Archaeology in National Historic Sites of Canada

The Cultural Resource Management Policy is an integrated and holistic approach to the management of cultural resources. It applies to all activities that affect cultural resources administered by Parks Canada.  In other words it applies to the overall management of a national historic site as well as to the individual cultural resources that are contained in a national historic site. Cultural resource management depends on a strong corporate or organizational ethic embodied in a set of principles. In its practice, cultural resource management integrates professional, technical and administrative activities to ensure that cultural resources are identified and evaluated, and that their historic value is duly considered in all actions that might affect them. In the case of cultural heritage sites, cultural resource management provides the means for ensuring their commemorative integrity.

The concept of commemorative integrity was designed as a framework to evaluate and report on the health and wholeness of national historic sites.5  A commemorative integrity statement (CIS) is integrated into NHSC management plans. The guidelines presented in the Guide to the preparation of Commemorative Integrity Statements apply to archaeological resources that are determined to be within the cultural resources family.

Archaeological resources are key components to ensuring commemorative integrity at many national historic sites. A site’s commemorative integrity statement is an elaboration of what constitute a state of commemorative integrity for a site.  It provides a baseline for planning, managing operations, reporting and taking remedial action.

A national historic site possesses commemorative integrity when:
  • The resources directly related to the reasons for designation as a national historic site are not impaired or under threat;
  • The reasons for designation as a national historic site are effectively communicated to the public; and
  • The site's heritage values (including those not related to the reasons for designation as a national historic site) are respected by all decisions and actions affecting the site.

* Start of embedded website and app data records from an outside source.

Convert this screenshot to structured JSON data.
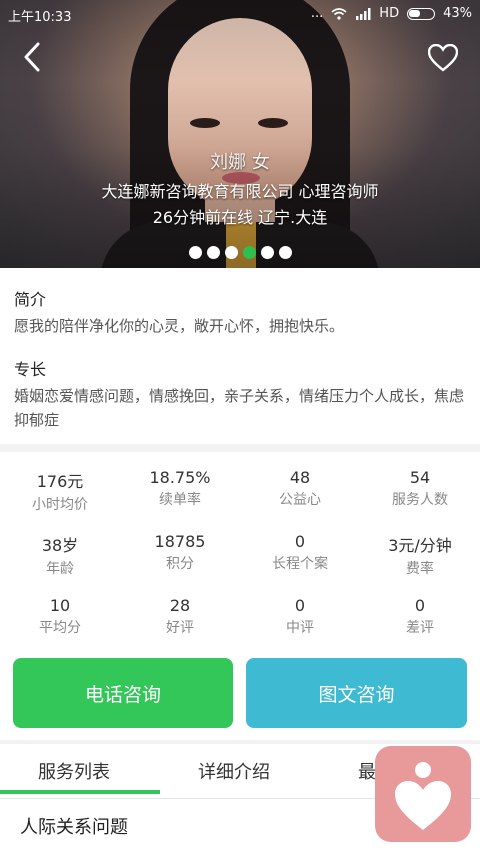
{
  "status": {
    "time": "上午10:33",
    "signal": "...",
    "network": "HD",
    "battery": "43%"
  },
  "profile": {
    "name": "刘娜 女",
    "company": "大连娜新咨询教育有限公司 心理咨询师",
    "online": "26分钟前在线 辽宁.大连",
    "slides": 6,
    "active_slide": 3
  },
  "intro": {
    "title": "简介",
    "text": "愿我的陪伴净化你的心灵，敞开心怀，拥抱快乐。",
    "specialty_title": "专长",
    "specialty_text": "婚姻恋爱情感问题，情感挽回，亲子关系，情绪压力个人成长，焦虑抑郁症"
  },
  "stats": [
    {
      "value": "176元",
      "label": "小时均价"
    },
    {
      "value": "18.75%",
      "label": "续单率"
    },
    {
      "value": "48",
      "label": "公益心"
    },
    {
      "value": "54",
      "label": "服务人数"
    },
    {
      "value": "38岁",
      "label": "年龄"
    },
    {
      "value": "18785",
      "label": "积分"
    },
    {
      "value": "0",
      "label": "长程个案"
    },
    {
      "value": "3元/分钟",
      "label": "费率"
    },
    {
      "value": "10",
      "label": "平均分"
    },
    {
      "value": "28",
      "label": "好评"
    },
    {
      "value": "0",
      "label": "中评"
    },
    {
      "value": "0",
      "label": "差评"
    }
  ],
  "actions": {
    "call": "电话咨询",
    "text": "图文咨询"
  },
  "tabs": [
    "服务列表",
    "详细介绍",
    "最"
  ],
  "service": {
    "title": "人际关系问题"
  },
  "colors": {
    "green": "#33c659",
    "blue": "#3ebad2",
    "pink": "#e89a9a"
  }
}
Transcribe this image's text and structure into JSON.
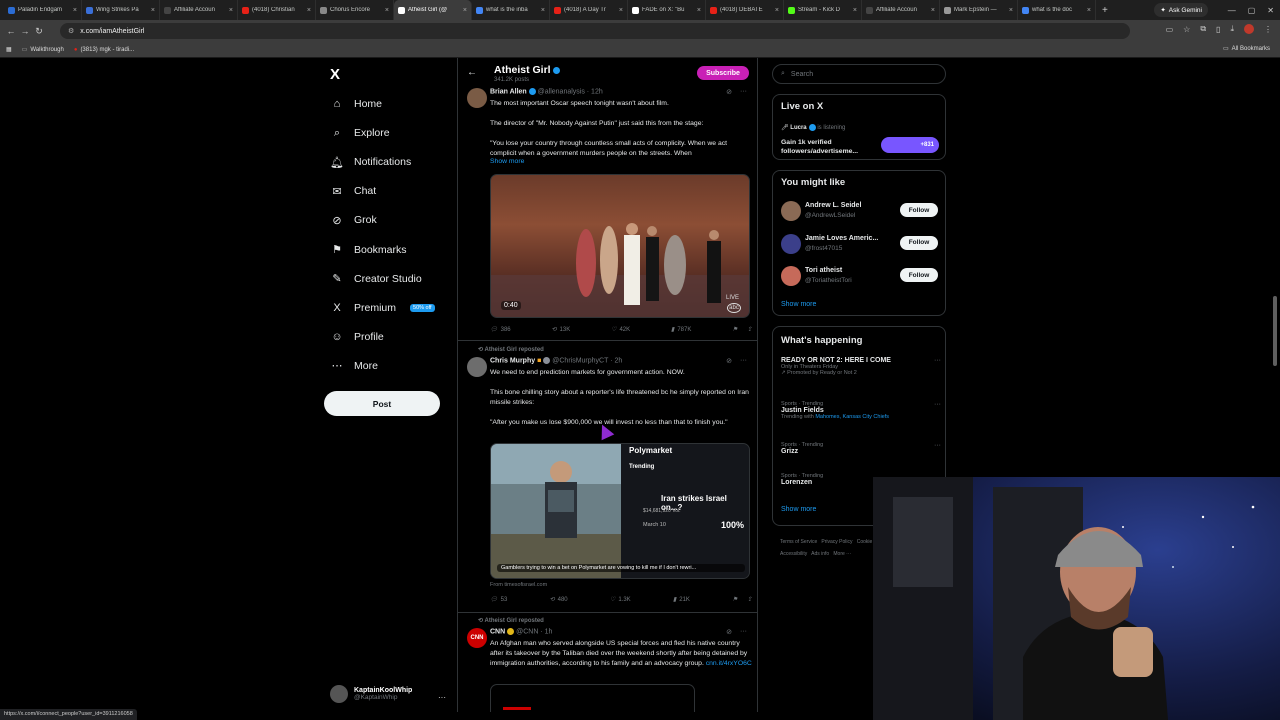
{
  "browser": {
    "tabs": [
      {
        "label": "Paladin Endgam",
        "color": "#2b6cd4"
      },
      {
        "label": "Wing Strikes Pa",
        "color": "#3a6fd8"
      },
      {
        "label": "Affiliate Accoun",
        "color": "#444444"
      },
      {
        "label": "(4018) Christian",
        "color": "#e62117"
      },
      {
        "label": "Chorus Encore",
        "color": "#888888"
      },
      {
        "label": "Atheist Girl (@",
        "color": "#ffffff"
      },
      {
        "label": "what is the inba",
        "color": "#4285f4"
      },
      {
        "label": "(4018) A Day Tr",
        "color": "#e62117"
      },
      {
        "label": "FADE on X: \"Bu",
        "color": "#ffffff"
      },
      {
        "label": "(4018) DEBATE",
        "color": "#e62117"
      },
      {
        "label": "Stream - Kick D",
        "color": "#53fc18"
      },
      {
        "label": "Affiliate Accoun",
        "color": "#444444"
      },
      {
        "label": "Mark Epstein —",
        "color": "#999999"
      },
      {
        "label": "what is the doc",
        "color": "#4285f4"
      }
    ],
    "active_tab": 5,
    "new_tab_icon": "plus-icon",
    "gemini_label": "Ask Gemini",
    "url": "x.com/iamAtheistGirl",
    "bookmarks": [
      {
        "label": "Walkthrough"
      },
      {
        "label": "(3813) mgk - tiradi..."
      }
    ],
    "all_bookmarks": "All Bookmarks",
    "status_url": "https://x.com/i/connect_people?user_id=3911216058"
  },
  "nav": {
    "logo": "X",
    "items": [
      {
        "label": "Home",
        "icon": "home-icon",
        "glyph": "⌂"
      },
      {
        "label": "Explore",
        "icon": "search-icon",
        "glyph": "⌕"
      },
      {
        "label": "Notifications",
        "icon": "bell-icon",
        "glyph": "🔔︎"
      },
      {
        "label": "Chat",
        "icon": "mail-icon",
        "glyph": "✉"
      },
      {
        "label": "Grok",
        "icon": "grok-icon",
        "glyph": "⊘"
      },
      {
        "label": "Bookmarks",
        "icon": "bookmark-icon",
        "glyph": "⚑"
      },
      {
        "label": "Creator Studio",
        "icon": "creator-icon",
        "glyph": "✎"
      },
      {
        "label": "Premium",
        "icon": "premium-icon",
        "glyph": "X",
        "badge": "50% off"
      },
      {
        "label": "Profile",
        "icon": "profile-icon",
        "glyph": "☺"
      },
      {
        "label": "More",
        "icon": "more-icon",
        "glyph": "⋯"
      }
    ],
    "post_button": "Post",
    "account": {
      "name": "KaptainKoolWhip",
      "handle": "@KaptainWhip",
      "more": "···"
    }
  },
  "profile_header": {
    "name": "Atheist Girl",
    "post_count": "341.2K posts",
    "subscribe": "Subscribe"
  },
  "posts": [
    {
      "author": "Brian Allen",
      "handle": "@allenanalysis · 12h",
      "paragraphs": [
        "The most important Oscar speech tonight wasn't about film.",
        "The director of \"Mr. Nobody Against Putin\" just said this from the stage:",
        "\"You lose your country through countless small acts of complicity. When we act complicit when a government murders people on the streets. When"
      ],
      "show_more": "Show more",
      "video_time": "0:40",
      "video_tag": "LIVE",
      "video_network": "abc",
      "stats": {
        "replies": "386",
        "reposts": "13K",
        "likes": "42K",
        "views": "787K"
      }
    },
    {
      "repost_by": "Atheist Girl reposted",
      "author": "Chris Murphy",
      "handle": "@ChrisMurphyCT · 2h",
      "paragraphs": [
        "We need to end prediction markets for government action. NOW.",
        "This bone chilling story about a reporter's life threatened bc he simply reported on Iran missile strikes:",
        "\"After you make us lose $900,000 we will invest no less than that to finish you.\""
      ],
      "card": {
        "brand": "Polymarket",
        "trending": "Trending",
        "headline": "Iran strikes Israel on...?",
        "date": "March 10",
        "percent": "100%",
        "amount": "$14,681,920 Vol.",
        "caption": "Gamblers trying to win a bet on Polymarket are vowing to kill me if I don't rewri...",
        "source": "From timesofisrael.com"
      },
      "stats": {
        "replies": "53",
        "reposts": "480",
        "likes": "1.3K",
        "views": "21K"
      }
    },
    {
      "repost_by": "Atheist Girl reposted",
      "author": "CNN",
      "handle": "@CNN · 1h",
      "text": "An Afghan man who served alongside US special forces and fled his native country after its takeover by the Taliban died over the weekend shortly after being detained by immigration authorities, according to his family and an advocacy group.",
      "link": "cnn.it/4rxYO6C"
    }
  ],
  "right": {
    "search_placeholder": "Search",
    "live": {
      "title": "Live on X",
      "host": "Lucra",
      "status": "is listening",
      "headline": "Gain 1k verified followers/advertiseme...",
      "count": "+831"
    },
    "who_to_follow": {
      "title": "You might like",
      "users": [
        {
          "name": "Andrew L. Seidel",
          "handle": "@AndrewLSeidel",
          "button": "Follow",
          "color": "#8a6a55"
        },
        {
          "name": "Jamie Loves Americ...",
          "handle": "@frost47015",
          "button": "Follow",
          "color": "#3b3f8a"
        },
        {
          "name": "Tori atheist",
          "handle": "@ToriatheistTori",
          "button": "Follow",
          "color": "#c66a5a"
        }
      ],
      "show_more": "Show more"
    },
    "happening": {
      "title": "What's happening",
      "trends": [
        {
          "name": "READY OR NOT 2: HERE I COME",
          "meta": "Only in Theaters Friday",
          "sub": "Promoted by Ready or Not 2"
        },
        {
          "meta": "Sports · Trending",
          "name": "Justin Fields",
          "sub": "Trending with",
          "links": "Mahomes, Kansas City Chiefs"
        },
        {
          "meta": "Sports · Trending",
          "name": "Grizz"
        },
        {
          "meta": "Sports · Trending",
          "name": "Lorenzen"
        }
      ],
      "show_more": "Show more"
    },
    "footer": [
      "Terms of Service",
      "Privacy Policy",
      "Cookie Policy",
      "Accessibility",
      "Ads info",
      "More ···"
    ]
  },
  "colors": {
    "accent": "#1d9bf0",
    "subscribe": "#c920b6",
    "border": "#2f3336",
    "muted": "#71767b"
  }
}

5 Refer to the Guide to the Preparation of Commemorative Integrity Statements 2002, p.1 and 1.1.2, p.2.